The interaction between the fibula and tibia may be involved in adaptive changes in the pathogenesis and progression of knee OA, but this is currently unclear. Lacking superior or inferior bony support, the fibula cannot bear gravity directly but anchors to the tibia via the interosseous membrane and proximal and distal tibiofibular joints. Considering the structural proximity of the tibia and fibula, factors influencing fibula changes in OA might include increased traction of the lateral knee joint and proximal tibia varus deformation on the fibula, which would gradually increase in prominence with knee OA severity. There is extensive evidence to show that changes in the tibia's anatomical and mechanical features affect the fibula's position and morphology, especially the fibula position [32–34]. The traditional view is that the main function of the fibula is to dissipate and transmit axial loads during weight-bearing, but recent studies have suggested mechanical self-adaptability of the fibula in OA and the influence of the fibula on the tibial load in turn [35–37]. Therefore, changes in the anatomical and morphological characteristics of the fibula and tibia in OA may help to explain the mechanical interaction between the tibia and fibula during knee OA.
Generally, varus knee OA involves medial knee compartments first and gradually involves the lateral. When medial and lateral knee compartments are all involved which is the end-stage osteoarthritis, total knee arthroplasty is the major surgical treatment. Therefore, it is not enough for traditional indicators to focus only on the degeneration of the medial structures and the lack of a method for evaluating degeneration of the lateral knee structures may be an important reason for the lack of standard indications for total knee arthroplasty. Consequently, parameters describing the changes in lateral knee structures with OA will enable a more comprehensive assessment of varus knee OA severity and deformity. Furthermore, it will provide us ideas for predicting the risk of total knee arthroplasty.

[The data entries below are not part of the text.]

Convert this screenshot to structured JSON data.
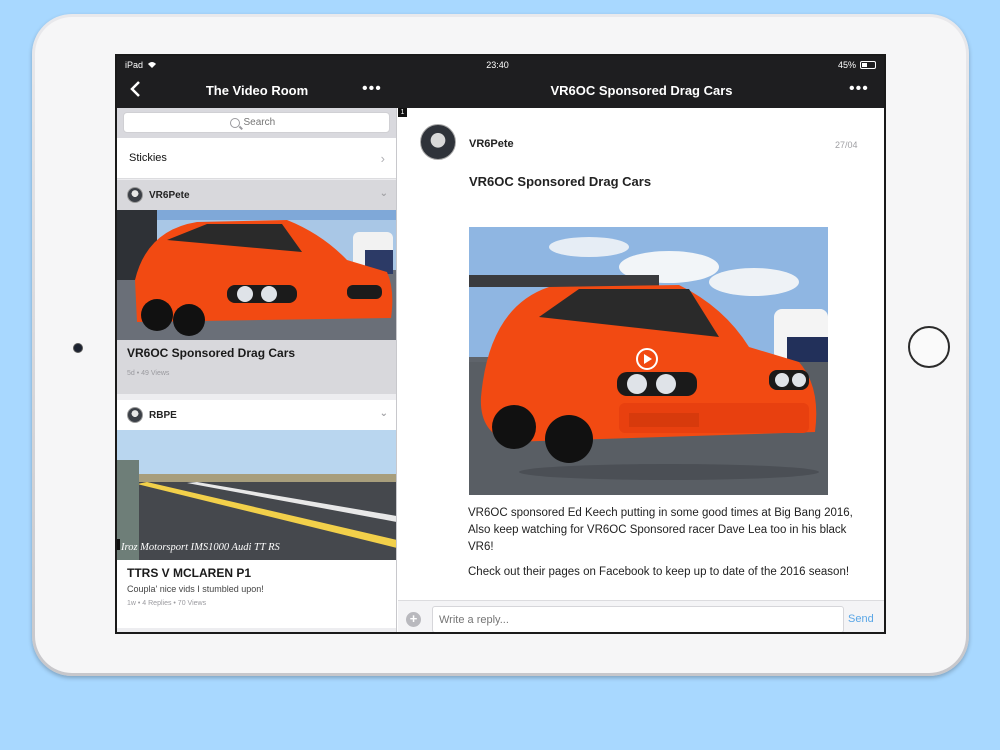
{
  "status_bar": {
    "device": "iPad",
    "time": "23:40",
    "battery": "45%",
    "battery_level": 0.45
  },
  "left_nav": {
    "back": "<",
    "title": "The Video Room",
    "more": "•••"
  },
  "right_nav": {
    "title": "VR6OC Sponsored Drag Cars",
    "more": "•••"
  },
  "search": {
    "placeholder": "Search"
  },
  "stickies": {
    "label": "Stickies",
    "chevron": "›"
  },
  "threads": [
    {
      "author": "VR6Pete",
      "title": "VR6OC Sponsored Drag Cars",
      "meta": "5d • 49 Views",
      "chevron": "⌄"
    },
    {
      "author": "RBPE",
      "title": "TTRS V MCLAREN P1",
      "subtitle": "Coupla' nice vids I stumbled upon!",
      "meta": "1w • 4 Replies • 70 Views",
      "thumb_caption": "Iroz Motorsport IMS1000 Audi TT RS",
      "chevron": "⌄"
    }
  ],
  "post": {
    "page_badge": "1",
    "author": "VR6Pete",
    "date": "27/04",
    "title": "VR6OC Sponsored Drag Cars",
    "paragraphs": [
      " VR6OC sponsored Ed Keech putting in some good times at Big Bang 2016, Also keep watching for VR6OC Sponsored racer Dave Lea too in his black VR6!",
      " Check out their pages on Facebook to keep up to date of the 2016 season!"
    ]
  },
  "reply": {
    "placeholder": "Write a reply...",
    "send": "Send",
    "plus": "+"
  },
  "icons": [
    "back-icon",
    "more-icon",
    "search-icon",
    "chevron-right-icon",
    "chevron-down-icon",
    "play-icon",
    "plus-icon",
    "wifi-icon",
    "battery-icon"
  ]
}
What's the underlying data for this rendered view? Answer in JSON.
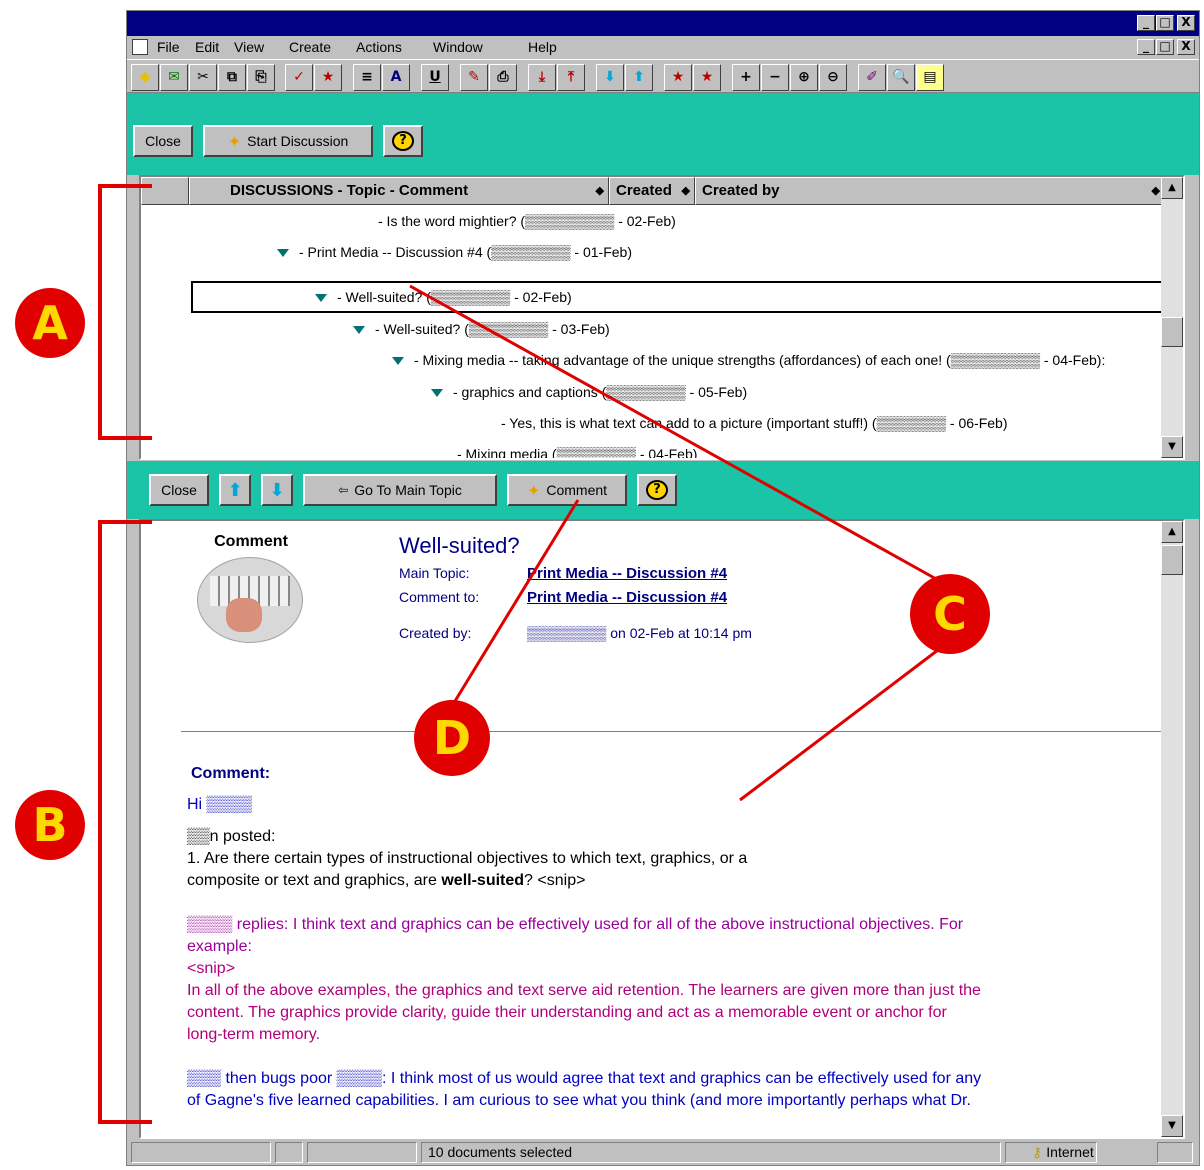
{
  "menu": [
    "File",
    "Edit",
    "View",
    "Create",
    "Actions",
    "Window",
    "Help"
  ],
  "window_controls": {
    "minimize": "_",
    "restore": "□",
    "close": "X"
  },
  "view_action_bar": {
    "close": "Close",
    "start_discussion": "Start Discussion",
    "help": "?"
  },
  "view": {
    "columns": [
      "DISCUSSIONS - Topic - Comment",
      "Created",
      "Created by"
    ],
    "rows": [
      "- Is the word mightier? (▒▒▒▒▒▒▒▒▒ - 02-Feb)",
      "- Print Media -- Discussion #4 (▒▒▒▒▒▒▒▒ - 01-Feb)",
      "- Well-suited? (▒▒▒▒▒▒▒▒ - 02-Feb)",
      "- Well-suited? (▒▒▒▒▒▒▒▒ - 03-Feb)",
      "- Mixing media -- taking advantage of the unique strengths (affordances) of each one! (▒▒▒▒▒▒▒▒▒ - 04-Feb):",
      "- graphics and captions (▒▒▒▒▒▒▒▒ - 05-Feb)",
      "- Yes, this is what text can add to a picture (important stuff!) (▒▒▒▒▒▒▒ - 06-Feb)",
      "- Mixing media (▒▒▒▒▒▒▒▒ - 04-Feb)"
    ]
  },
  "doc_action_bar": {
    "close": "Close",
    "go_main": "Go To Main Topic",
    "comment": "Comment",
    "help": "?"
  },
  "document": {
    "badge": "Comment",
    "title": "Well-suited?",
    "main_topic_label": "Main Topic:",
    "main_topic_value": "Print Media -- Discussion #4",
    "comment_to_label": "Comment to:",
    "comment_to_value": "Print Media -- Discussion #4",
    "created_by_label": "Created by:",
    "created_by_value": "▒▒▒▒▒▒▒▒ on 02-Feb at 10:14 pm",
    "comment_heading": "Comment:",
    "greeting": "Hi ▒▒▒▒",
    "posted": "▒▒n posted:",
    "question_1": "1. Are there certain types of instructional objectives to which text, graphics, or a",
    "question_2_pre": "composite or text and graphics, are ",
    "question_2_bold": "well-suited",
    "question_2_post": "? <snip>",
    "reply_1": "▒▒▒▒ replies: I think text and graphics can be effectively used for all of the above instructional objectives.  For",
    "reply_2": "example:",
    "snip": "<snip>",
    "para_1": "In all of the above examples, the graphics and text serve aid retention.  The learners are given more than just the",
    "para_2": "content.  The graphics provide clarity, guide their understanding and act as a memorable event or anchor for",
    "para_3": "long-term memory.",
    "followup_1": "▒▒▒ then bugs poor ▒▒▒▒: I think most of us would agree that text and graphics can be effectively used for any",
    "followup_2": "of Gagne's five learned capabilities.  I am curious to see what you think (and more importantly perhaps what Dr."
  },
  "status_bar": {
    "docs": "10 documents selected",
    "zone": "Internet"
  },
  "annotations": {
    "a": "A",
    "b": "B",
    "c": "C",
    "d": "D"
  },
  "colors": {
    "title_bar": "#000080",
    "action_bar": "#1bc4a6",
    "annotation": "#e00000",
    "annotation_text": "#ffd800"
  }
}
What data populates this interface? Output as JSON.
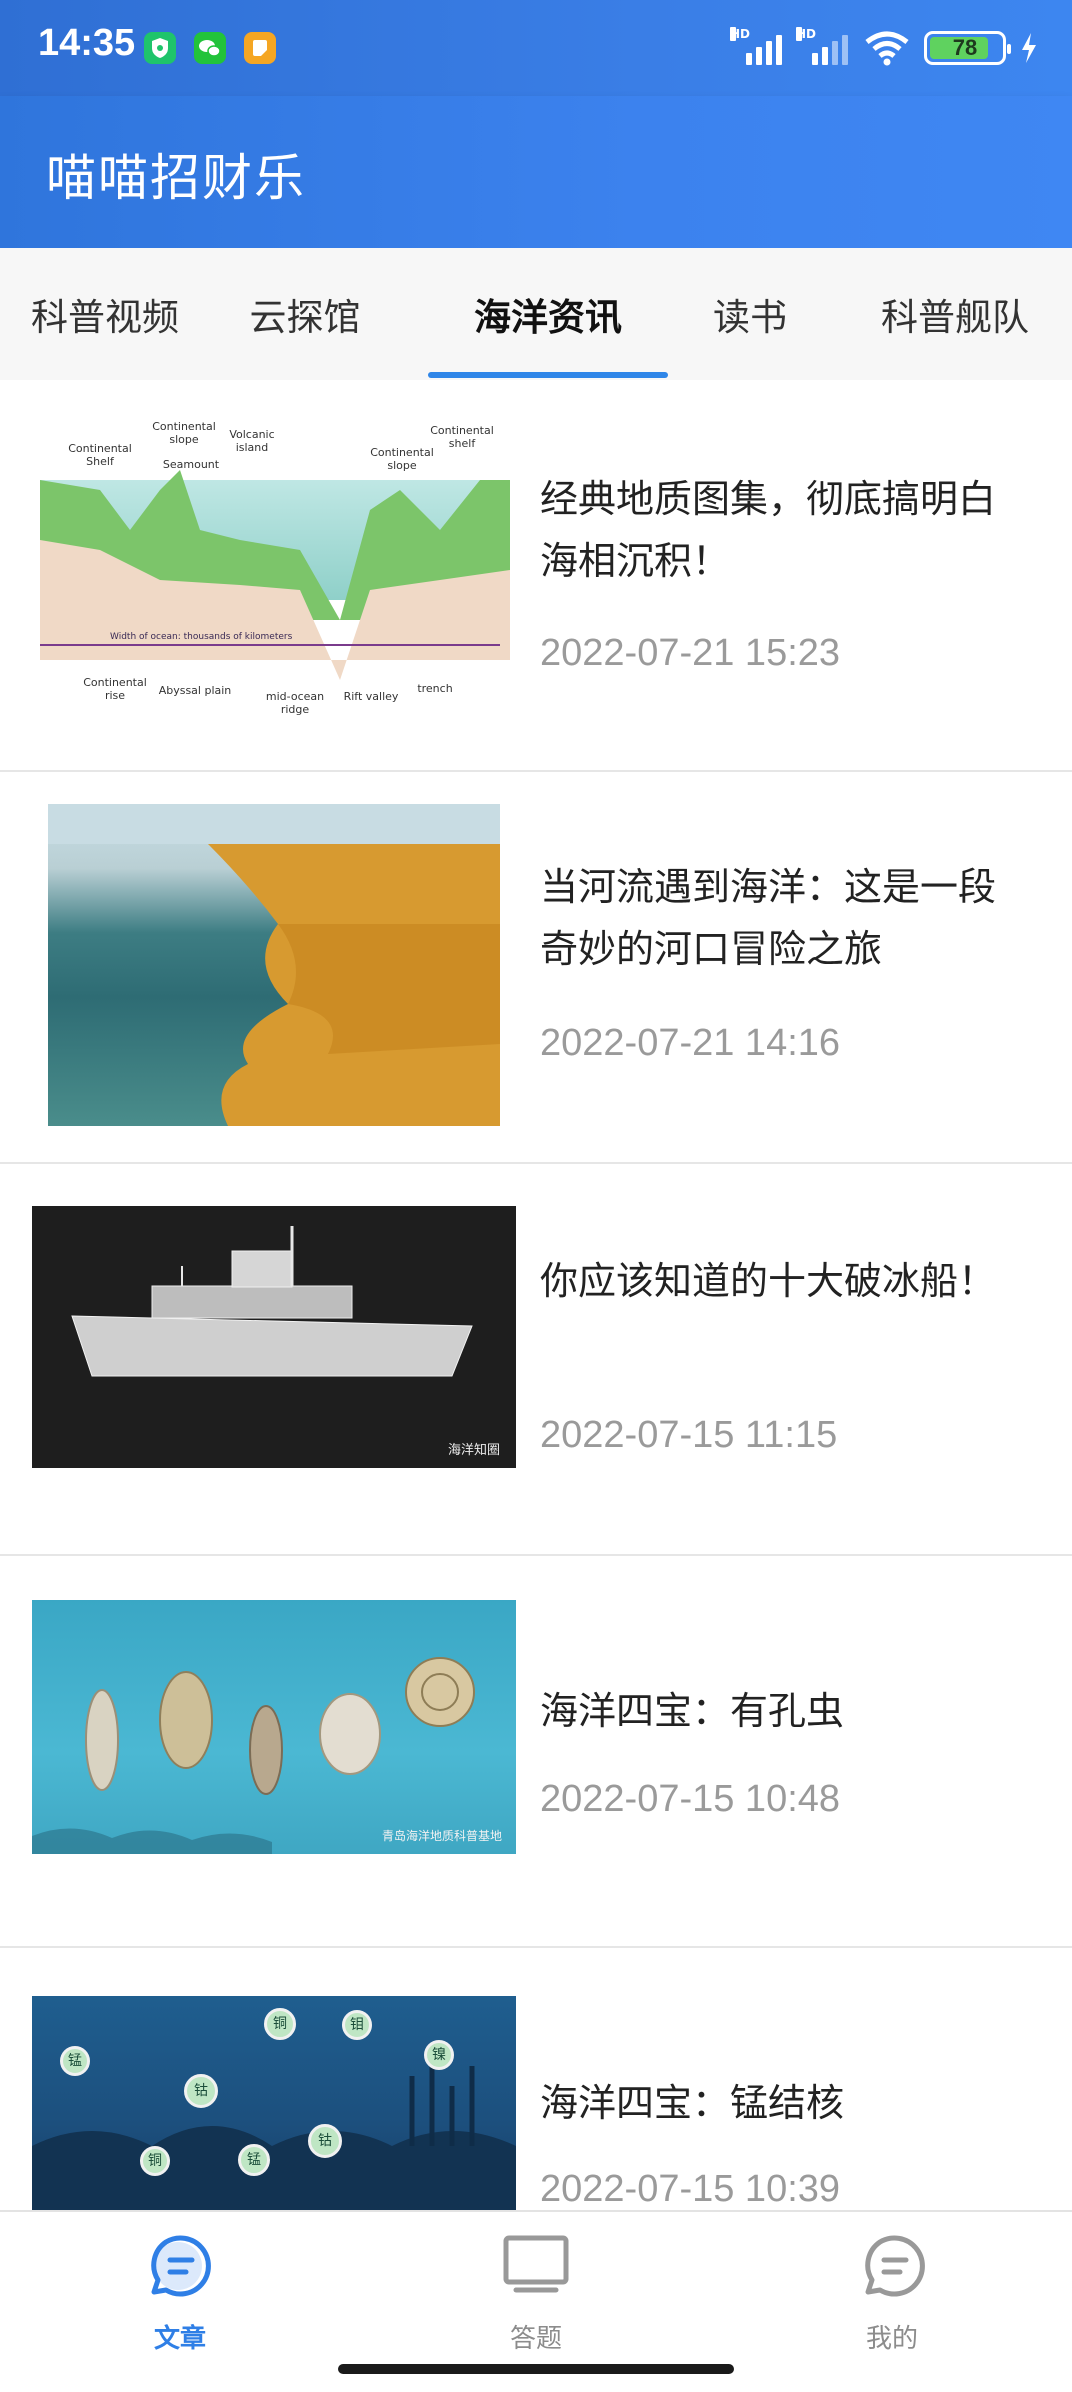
{
  "status_bar": {
    "time": "14:35",
    "battery": "78",
    "icons": [
      "shield-app-icon",
      "wechat-icon",
      "notes-app-icon",
      "hd-signal-icon",
      "hd-signal-icon",
      "wifi-icon",
      "battery-icon",
      "charging-icon"
    ],
    "hd_label": "HD"
  },
  "header": {
    "title": "喵喵招财乐"
  },
  "tabs": [
    {
      "label": "科普视频"
    },
    {
      "label": "云探馆"
    },
    {
      "label": "海洋资讯",
      "active": true
    },
    {
      "label": "读书"
    },
    {
      "label": "科普舰队"
    }
  ],
  "articles": [
    {
      "title": "经典地质图集，彻底搞明白海相沉积！",
      "date": "2022-07-21 15:23",
      "thumb_labels": [
        "Continental Shelf",
        "Continental slope",
        "Volcanic island",
        "Seamount",
        "Continental slope",
        "Continental shelf",
        "Continental rise",
        "Abyssal plain",
        "mid-ocean ridge",
        "Rift valley",
        "trench",
        "Width of ocean: thousands of kilometers"
      ]
    },
    {
      "title": "当河流遇到海洋：这是一段奇妙的河口冒险之旅",
      "date": "2022-07-21 14:16"
    },
    {
      "title": "你应该知道的十大破冰船！",
      "date": "2022-07-15 11:15",
      "watermark": "海洋知圈"
    },
    {
      "title": "海洋四宝：有孔虫",
      "date": "2022-07-15 10:48",
      "watermark": "青岛海洋地质科普基地"
    },
    {
      "title": "海洋四宝：锰结核",
      "date": "2022-07-15 10:39",
      "nodule_labels": [
        "锰",
        "铜",
        "钼",
        "钴",
        "镍",
        "铜",
        "锰",
        "钴"
      ]
    }
  ],
  "bottom_nav": [
    {
      "label": "文章",
      "icon": "article-icon",
      "active": true
    },
    {
      "label": "答题",
      "icon": "monitor-icon"
    },
    {
      "label": "我的",
      "icon": "profile-icon"
    }
  ],
  "colors": {
    "accent": "#2f86e8",
    "header": "#3a7ee6",
    "date_gray": "#9a9a9a"
  }
}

This study has several limitations. First, this study involved a large-sample radiographic analysis, so biomechanical findings were neglected. Imaging variation in the fibula does not directly reflect mechanical changes around the knee joint. Second, the rotational relationship between the tibia and fibula cannot be measured using plain radiography of the knee, although this relationship may exist in knee OA. Third, the impact of rotation or flexion of the limbs on the measurements cannot be observed on 2D radiographs.